Capture the drizzle

A new law may finally permit Californians to legally harvest rainwater

Capture rainwater, then use it to flush the toilet, water the garden or do the laundry. For drizzle.

Capture rainwater, then use it to flush the toilet, water the garden or do the laundry. For drizzle.


In “Dancin’ in the Rain,” author Shel Silverstein writes about frolicking in a downpour. Had Silverstein written the poem today, an era of increasing need for water conservation, perhaps he would have focused on harvesting the rain instead.

Problem is, capturing rainwater is a gray legal area. But a new bill making rounds in the Capitol would, if passed, allow landowners to harvest rainwater. Introduced last month by Assemblyman Jose Solorio, Assembly Bill 275, or the Rainwater Capture Act, would permit homeowners to install, maintain and operate rain-capture devices for nonpotable, or nondrinking, purposes.

“It does rain in California,” observed Solorio, jokingly. “We just don’t do a very good job of capturing that rain for later use.”

Instead of letting the flood of rainwater go down the drain, securing it in barrels for landscaping and gardening use, known as “rainwater harvesting,” is gaining popularity among the water-conservation movement.

“There are many benefits of rainwater capture,” explained Sierra Club’s Jim Metropulos. “It allows a homeowner to recycle on their own. It allows them to store free water from the sky for outdoor gardens and lawns.”

On March 1, a report by Department of Water Resources hydrologists confirmed that the water content in California mountains’ snowpack is well above average, and readings indicate water content is 124 percent of normal statewide. So conservationists are calling for Californians not to take this winter’s robust snowpack and plentiful rainfall for granted.

“Definitely in California, we should be very conscious of water use,” Metropulos said. “With population growth, urban development and climate issues, having your own way to store water limits the demand on potable water and reduces pollution from trash, chemicals and oil from running off into our oceans.”

Solorio, who is chairman of the Assembly Select Committee on Regional Approaches to Addressing the State’s Water Crisis, wants to put water in the hands of the people and clear up misconceptions about the legality of rainwater capture. “Researching the issue here in California, we found that the law is ambiguous about whether it’s even lawful to have a rain barrel,” he explained. “We thought, ‘Let’s make it clear that it is allowable.’”

The Assembly member also wants to encourage communities to build more sophisticated rainwater-capture systems that empower individual homeowners and small businesses.

Although the Sierra Club, a nonprofit, public-interest organization that promotes environmental conservation by influencing public-policy decisions, hasn’t officially adopted a stance on A.B. 275, as its legislative committee will be meeting to discuss the bill at the end of the month, the organization supports rainwater harvesting.

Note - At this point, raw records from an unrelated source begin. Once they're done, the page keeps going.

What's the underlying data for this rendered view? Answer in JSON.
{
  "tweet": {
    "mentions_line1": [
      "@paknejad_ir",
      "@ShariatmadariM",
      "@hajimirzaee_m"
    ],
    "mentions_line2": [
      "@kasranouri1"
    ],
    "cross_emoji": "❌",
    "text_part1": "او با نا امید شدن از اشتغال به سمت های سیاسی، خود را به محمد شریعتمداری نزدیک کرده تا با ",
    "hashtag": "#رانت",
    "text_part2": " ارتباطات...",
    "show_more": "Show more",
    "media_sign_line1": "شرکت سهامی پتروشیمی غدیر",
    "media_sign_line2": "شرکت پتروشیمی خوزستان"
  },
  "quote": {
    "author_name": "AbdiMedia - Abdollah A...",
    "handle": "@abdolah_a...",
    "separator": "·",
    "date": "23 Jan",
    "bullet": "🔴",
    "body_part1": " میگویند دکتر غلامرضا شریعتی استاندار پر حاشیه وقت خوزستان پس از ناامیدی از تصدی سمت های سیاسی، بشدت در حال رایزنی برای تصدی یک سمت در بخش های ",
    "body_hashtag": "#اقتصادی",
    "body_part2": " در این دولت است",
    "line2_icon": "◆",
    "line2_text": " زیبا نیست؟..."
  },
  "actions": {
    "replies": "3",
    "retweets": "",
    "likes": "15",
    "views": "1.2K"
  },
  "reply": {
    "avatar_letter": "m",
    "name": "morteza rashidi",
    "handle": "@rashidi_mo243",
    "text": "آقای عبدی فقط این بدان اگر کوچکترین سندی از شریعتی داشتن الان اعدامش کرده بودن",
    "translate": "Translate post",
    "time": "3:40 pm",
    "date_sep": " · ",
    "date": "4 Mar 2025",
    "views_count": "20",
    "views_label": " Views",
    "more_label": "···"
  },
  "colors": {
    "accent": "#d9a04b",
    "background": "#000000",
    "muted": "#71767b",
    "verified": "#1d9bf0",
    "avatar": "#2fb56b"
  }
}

“This practice allows a person greater control of their water,” Metropulos said. Rainwater harvesting can be as simple as installing a rain barrel, according to the Sierra Club, and it doesn’t have to be expensive.

Another component of the bill would also allow landscaping contractors, working within the confines of his or her license, to install rainwater-capture systems for landscape irrigation.

“It also becomes a job-innovation bill,” Solorio argued. “We talk about ‘green’ jobs, and this [bill] provides us an opportunity to talk about how there are also ‘blue’ jobs.”

According to Solorio, the bill will likely be presented to the Legislature for vote in April.